After the game, Posey said he thinks Neris hit him on purpose, per Henry Schulman of the San Francisco Chronicle. Posey thinks Neris thought he couldn’t get him out.

Per MLB.com’s Todd Zolecki, Neris said “absolutely not” when asked if he threw at Posey on purpose. The rest of the Phillies clubhouse, per Zolecki, “Say whaaat?!”

Here’s a link to the video of Posey getting hit. Now that we have automatic intentional walks, pitchers don’t even have to risk throwing four pitches wide of the strike zone to intentionally walk a hitter, so if Neris felt he couldn’t get Posey out, there was still no need to hit him. Furthermore, Neris isn’t going to hit Posey to load the bases and put the go-ahead run on first in a 4-2 ballgame. Sandoval has been a much worse hitter than Posey, for sure, but Neris would lose the platoon advantage if he felt like facing Sandoval instead, anyway.

Getting hit hurts, so it’s understandable Posey may have been salty in the moment.
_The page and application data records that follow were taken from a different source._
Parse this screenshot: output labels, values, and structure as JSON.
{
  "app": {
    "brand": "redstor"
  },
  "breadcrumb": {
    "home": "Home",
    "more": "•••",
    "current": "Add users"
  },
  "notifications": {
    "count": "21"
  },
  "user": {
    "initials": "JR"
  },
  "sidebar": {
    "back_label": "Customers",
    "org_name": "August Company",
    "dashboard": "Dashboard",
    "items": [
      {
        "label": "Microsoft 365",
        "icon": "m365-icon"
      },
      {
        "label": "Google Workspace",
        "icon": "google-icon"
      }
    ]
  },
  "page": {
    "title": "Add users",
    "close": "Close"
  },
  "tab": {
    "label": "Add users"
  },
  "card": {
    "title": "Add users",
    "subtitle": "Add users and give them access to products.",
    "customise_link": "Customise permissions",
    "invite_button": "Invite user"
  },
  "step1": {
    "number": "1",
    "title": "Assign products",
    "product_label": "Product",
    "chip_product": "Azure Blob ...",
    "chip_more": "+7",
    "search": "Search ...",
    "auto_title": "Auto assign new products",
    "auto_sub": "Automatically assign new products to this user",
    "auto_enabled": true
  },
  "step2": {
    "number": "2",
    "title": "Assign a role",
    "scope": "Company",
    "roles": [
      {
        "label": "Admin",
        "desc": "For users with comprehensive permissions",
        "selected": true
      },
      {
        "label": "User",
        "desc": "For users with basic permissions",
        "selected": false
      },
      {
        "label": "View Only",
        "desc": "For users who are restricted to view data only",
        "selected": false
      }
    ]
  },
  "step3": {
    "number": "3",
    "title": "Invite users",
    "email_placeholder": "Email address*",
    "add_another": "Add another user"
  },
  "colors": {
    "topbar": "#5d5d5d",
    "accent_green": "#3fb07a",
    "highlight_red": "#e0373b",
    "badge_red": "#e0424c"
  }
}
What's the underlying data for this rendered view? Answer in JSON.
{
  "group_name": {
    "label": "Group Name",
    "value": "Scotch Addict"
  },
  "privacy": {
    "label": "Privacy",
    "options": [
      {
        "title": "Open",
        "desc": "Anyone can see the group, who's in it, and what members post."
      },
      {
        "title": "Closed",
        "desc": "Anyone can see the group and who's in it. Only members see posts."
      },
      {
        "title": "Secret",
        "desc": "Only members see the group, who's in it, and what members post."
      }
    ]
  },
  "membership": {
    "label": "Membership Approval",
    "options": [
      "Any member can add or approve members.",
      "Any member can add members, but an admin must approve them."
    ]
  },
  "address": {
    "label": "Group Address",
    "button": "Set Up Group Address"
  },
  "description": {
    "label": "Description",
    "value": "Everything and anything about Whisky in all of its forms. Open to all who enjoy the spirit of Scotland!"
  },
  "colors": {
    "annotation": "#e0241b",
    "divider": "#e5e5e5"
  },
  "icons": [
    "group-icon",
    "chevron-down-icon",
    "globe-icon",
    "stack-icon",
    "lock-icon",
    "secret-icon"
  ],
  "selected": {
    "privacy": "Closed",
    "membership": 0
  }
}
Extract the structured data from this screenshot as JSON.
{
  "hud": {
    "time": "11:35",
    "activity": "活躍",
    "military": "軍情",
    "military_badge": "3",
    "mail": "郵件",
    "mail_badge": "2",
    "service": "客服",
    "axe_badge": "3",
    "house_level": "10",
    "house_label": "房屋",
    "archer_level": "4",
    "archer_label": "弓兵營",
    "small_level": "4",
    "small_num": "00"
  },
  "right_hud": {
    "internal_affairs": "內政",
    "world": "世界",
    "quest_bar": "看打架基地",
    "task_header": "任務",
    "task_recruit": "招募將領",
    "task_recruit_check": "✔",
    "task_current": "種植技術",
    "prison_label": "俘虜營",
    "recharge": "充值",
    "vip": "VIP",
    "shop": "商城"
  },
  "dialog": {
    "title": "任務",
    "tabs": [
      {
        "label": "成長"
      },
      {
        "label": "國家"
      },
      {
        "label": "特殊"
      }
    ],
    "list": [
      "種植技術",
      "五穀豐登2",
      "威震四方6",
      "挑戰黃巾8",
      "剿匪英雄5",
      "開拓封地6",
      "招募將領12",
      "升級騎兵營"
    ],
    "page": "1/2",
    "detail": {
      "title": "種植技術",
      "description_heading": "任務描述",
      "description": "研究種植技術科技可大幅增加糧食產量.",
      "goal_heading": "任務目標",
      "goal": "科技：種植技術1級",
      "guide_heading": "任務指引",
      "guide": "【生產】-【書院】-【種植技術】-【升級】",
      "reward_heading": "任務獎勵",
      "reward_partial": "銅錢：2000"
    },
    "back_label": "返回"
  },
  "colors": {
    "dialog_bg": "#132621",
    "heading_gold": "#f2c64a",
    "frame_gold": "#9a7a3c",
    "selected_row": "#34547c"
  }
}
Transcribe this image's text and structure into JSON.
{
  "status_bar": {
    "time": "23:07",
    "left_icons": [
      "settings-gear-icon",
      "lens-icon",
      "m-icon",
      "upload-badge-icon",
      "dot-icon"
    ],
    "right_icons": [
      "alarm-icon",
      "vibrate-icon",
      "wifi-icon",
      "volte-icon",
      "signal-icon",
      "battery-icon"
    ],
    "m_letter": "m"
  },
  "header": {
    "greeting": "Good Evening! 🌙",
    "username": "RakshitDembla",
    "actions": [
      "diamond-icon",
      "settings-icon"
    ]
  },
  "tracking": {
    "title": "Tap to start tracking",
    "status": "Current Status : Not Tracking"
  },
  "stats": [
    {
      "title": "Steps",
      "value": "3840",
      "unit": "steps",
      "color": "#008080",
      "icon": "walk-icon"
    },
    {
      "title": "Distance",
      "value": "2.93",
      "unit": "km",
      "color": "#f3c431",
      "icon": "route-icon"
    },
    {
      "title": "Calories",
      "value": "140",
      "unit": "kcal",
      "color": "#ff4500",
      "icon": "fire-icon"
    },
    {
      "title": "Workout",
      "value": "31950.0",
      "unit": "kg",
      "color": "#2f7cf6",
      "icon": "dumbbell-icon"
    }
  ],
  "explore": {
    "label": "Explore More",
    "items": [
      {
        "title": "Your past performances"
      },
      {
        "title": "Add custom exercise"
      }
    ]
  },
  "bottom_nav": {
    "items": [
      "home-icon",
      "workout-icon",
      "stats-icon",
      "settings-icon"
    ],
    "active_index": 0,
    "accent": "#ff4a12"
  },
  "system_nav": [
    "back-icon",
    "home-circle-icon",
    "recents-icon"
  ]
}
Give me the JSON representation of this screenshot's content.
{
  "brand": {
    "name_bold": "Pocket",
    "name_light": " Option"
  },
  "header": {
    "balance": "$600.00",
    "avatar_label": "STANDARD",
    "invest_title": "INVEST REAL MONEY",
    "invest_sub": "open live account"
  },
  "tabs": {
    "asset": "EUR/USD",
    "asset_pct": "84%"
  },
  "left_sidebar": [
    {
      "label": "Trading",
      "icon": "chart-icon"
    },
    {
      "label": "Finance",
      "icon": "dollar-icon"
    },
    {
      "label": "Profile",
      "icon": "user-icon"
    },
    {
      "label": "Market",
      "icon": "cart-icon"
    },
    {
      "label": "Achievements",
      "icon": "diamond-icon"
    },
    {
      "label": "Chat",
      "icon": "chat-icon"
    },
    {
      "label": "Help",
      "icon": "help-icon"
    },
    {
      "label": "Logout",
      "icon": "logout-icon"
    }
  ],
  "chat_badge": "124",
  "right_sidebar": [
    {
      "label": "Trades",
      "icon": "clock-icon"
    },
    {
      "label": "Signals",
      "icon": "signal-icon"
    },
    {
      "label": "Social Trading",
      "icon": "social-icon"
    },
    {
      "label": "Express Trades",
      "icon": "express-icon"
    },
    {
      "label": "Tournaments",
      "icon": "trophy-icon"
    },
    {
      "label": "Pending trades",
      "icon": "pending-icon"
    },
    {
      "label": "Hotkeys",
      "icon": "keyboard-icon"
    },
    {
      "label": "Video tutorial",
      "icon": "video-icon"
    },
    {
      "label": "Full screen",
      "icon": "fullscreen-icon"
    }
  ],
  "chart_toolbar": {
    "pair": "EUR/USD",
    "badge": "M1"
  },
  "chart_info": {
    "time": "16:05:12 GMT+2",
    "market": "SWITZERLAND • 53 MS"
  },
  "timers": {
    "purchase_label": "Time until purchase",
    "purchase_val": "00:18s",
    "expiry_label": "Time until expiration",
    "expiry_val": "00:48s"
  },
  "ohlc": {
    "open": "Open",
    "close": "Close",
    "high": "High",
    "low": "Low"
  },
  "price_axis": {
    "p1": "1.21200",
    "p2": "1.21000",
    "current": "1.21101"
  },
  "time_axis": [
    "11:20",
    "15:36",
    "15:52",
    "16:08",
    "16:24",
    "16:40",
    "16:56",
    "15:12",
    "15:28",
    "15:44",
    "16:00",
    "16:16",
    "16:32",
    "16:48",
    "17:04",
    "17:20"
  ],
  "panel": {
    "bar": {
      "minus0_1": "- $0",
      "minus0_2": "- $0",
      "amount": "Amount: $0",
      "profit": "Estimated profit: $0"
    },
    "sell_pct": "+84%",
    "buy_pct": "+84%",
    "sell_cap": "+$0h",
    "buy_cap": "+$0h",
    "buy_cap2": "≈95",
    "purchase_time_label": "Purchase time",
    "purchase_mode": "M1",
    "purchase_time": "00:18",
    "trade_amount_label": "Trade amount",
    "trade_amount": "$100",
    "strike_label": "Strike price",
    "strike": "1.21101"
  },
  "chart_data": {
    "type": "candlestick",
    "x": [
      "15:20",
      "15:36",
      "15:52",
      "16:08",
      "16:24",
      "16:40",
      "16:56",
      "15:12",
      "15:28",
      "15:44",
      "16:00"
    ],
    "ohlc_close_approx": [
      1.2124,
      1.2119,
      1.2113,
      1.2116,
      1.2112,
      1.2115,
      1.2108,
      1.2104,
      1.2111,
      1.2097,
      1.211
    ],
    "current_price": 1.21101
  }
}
But after the game, when the pain has subsided and he’s had time to think over everything, there’s no way Posey should still come to the conclusion that Neris was trying to hit him on purpose.